Glimpse the Eclectic Inspirations Behind Litke
Meet Catherine Litke, the young designer whose line of American-made womenswear sits at the intersection of craftsy and cool. From embroidered fabrics to cape-back blouses, the LITKE look veers from retro-feminine to futuristic–it's Miu Miu with a hint of McQueen. Dive into our moodboard slideshow for a peek at her eclectic sources of inspiration, and read through the Q&A below to uncover the formula behind this former stylist's killer dress code.
Your sweaters are produced near Cape Cod at one of the oldest knitting factories in the U.S. What has it been like to work with them and become part of an American tradition? Working with American factories is really wonderful because you have so much control over each step of production. Collaborating with mills that have been around for almost a century is especially great because they know so much about their process, and there is so much pride taken in the quality of each product. I feel that it is so important to support garment and textile business in America, as factories are quickly disappearing here, and it's nice to know that I'm both supporting and learning from a company that has such a rich history.
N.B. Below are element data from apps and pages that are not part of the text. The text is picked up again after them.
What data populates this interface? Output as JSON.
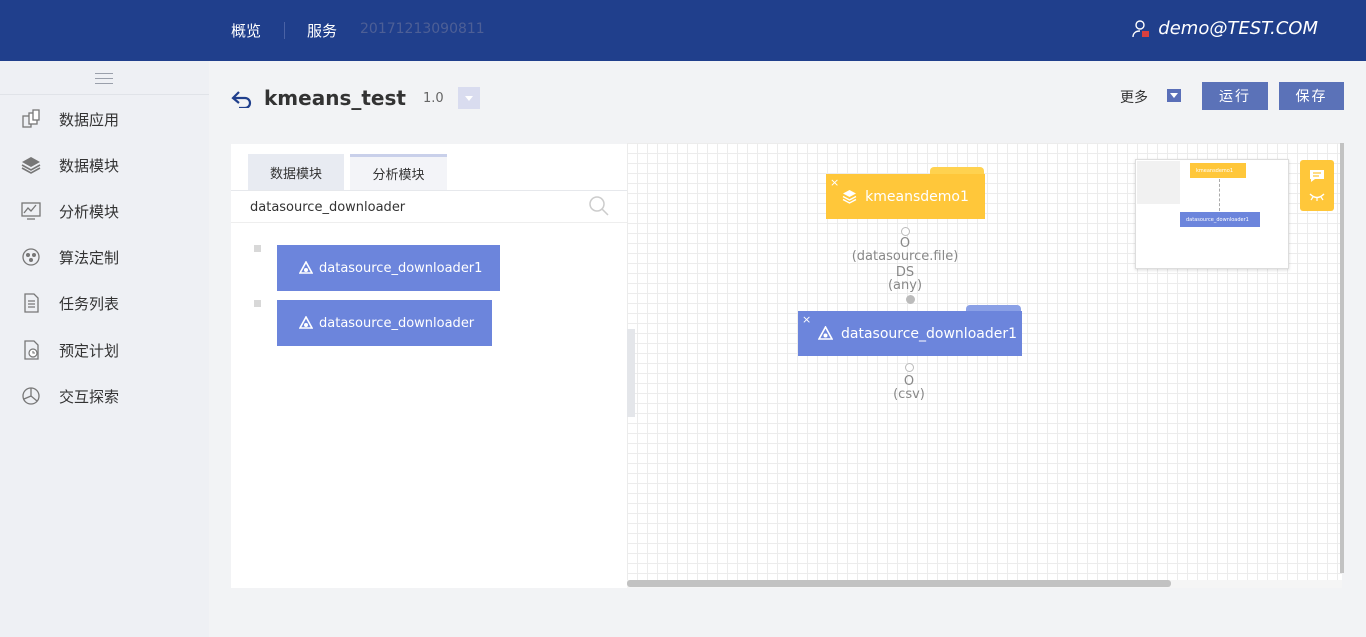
{
  "topbar": {
    "nav_overview": "概览",
    "nav_service": "服务",
    "service_id": "20171213090811",
    "user": "demo@TEST.COM"
  },
  "sidebar": {
    "items": [
      {
        "label": "数据应用",
        "icon": "data-app-icon"
      },
      {
        "label": "数据模块",
        "icon": "layers-icon"
      },
      {
        "label": "分析模块",
        "icon": "analysis-icon"
      },
      {
        "label": "算法定制",
        "icon": "algorithm-icon"
      },
      {
        "label": "任务列表",
        "icon": "task-list-icon"
      },
      {
        "label": "预定计划",
        "icon": "schedule-icon"
      },
      {
        "label": "交互探索",
        "icon": "explore-icon"
      }
    ]
  },
  "header": {
    "project_name": "kmeans_test",
    "version": "1.0",
    "more_label": "更多",
    "run_label": "运行",
    "save_label": "保存"
  },
  "panel": {
    "tabs": [
      "数据模块",
      "分析模块"
    ],
    "search_value": "datasource_downloader",
    "items": [
      "datasource_downloader1",
      "datasource_downloader"
    ]
  },
  "canvas": {
    "node_kmeans": "kmeansdemo1",
    "node_ds": "datasource_downloader1",
    "port_in_labels": [
      "O",
      "(datasource.file)",
      "DS",
      "(any)"
    ],
    "port_out_labels": [
      "O",
      "(csv)"
    ],
    "close_glyph": "×",
    "minimap": {
      "km": "kmeansdemo1",
      "ds": "datasource_downloader1"
    }
  },
  "colors": {
    "topbar": "#203f8c",
    "accent": "#6c85dc",
    "yellow": "#ffc73a",
    "button": "#5b72b8"
  }
}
Little-known fact: You source components for your garments from local quilting circles and have even enlisted your mom to do some knitting for you. Yet the Litke aesthetic reads as precise, polished and very fresh. Do you perceive a contradiction here, or is it these hands-on touches that lend a unique and luxurious quality to your designs? I definitely look toward the future in terms of my shapes, but I also have so much admiration for artisans who have been passing down their craft for generations, and I think that those two elements can live together in a really wonderful way. There is something so special about an object made completely by human hands without the use of machines that I don't think can ever be replaced by technology.
At some point, my style merged into this combination of a girl from Picnic at Hanging Rock and a French New Wave heroine.
This (spring 2014) collection is just the second you've produced, but we already see your designs in the press, as well as on celebrities and high-profile editors. Does it feel like the fashion community has embraced Litke? I'm so appreciative of all of the support that the brand has received early on, and I'm just working to keep that momentum as this year begins. What I love most about this industry is that it is always moving forward, and that's what I'm trying to do with the line this year, create growth in as natural a way as possible. There will definitely be some exciting surprises for 2014!
You've said that your friends describe your personal style as "sexy Amish." What's your philosophy or approach to what you wear? It's funny because this question comes up so much, and I'm not sure how it happened, but at some point my style merged into this very specific combination of a girl from Picnic at Hanging Rock and a French New Wave heroine. Since then, I've developed a daily uniform that I don't really stray from. It involves as many 1920s white cotton sundresses as I can get my hands on in the summer, and a large pile of turtlenecks, button-down shirts and vintage high-waisted jeans in the colder months, but it unfortunately doesn't get much more scientific than that.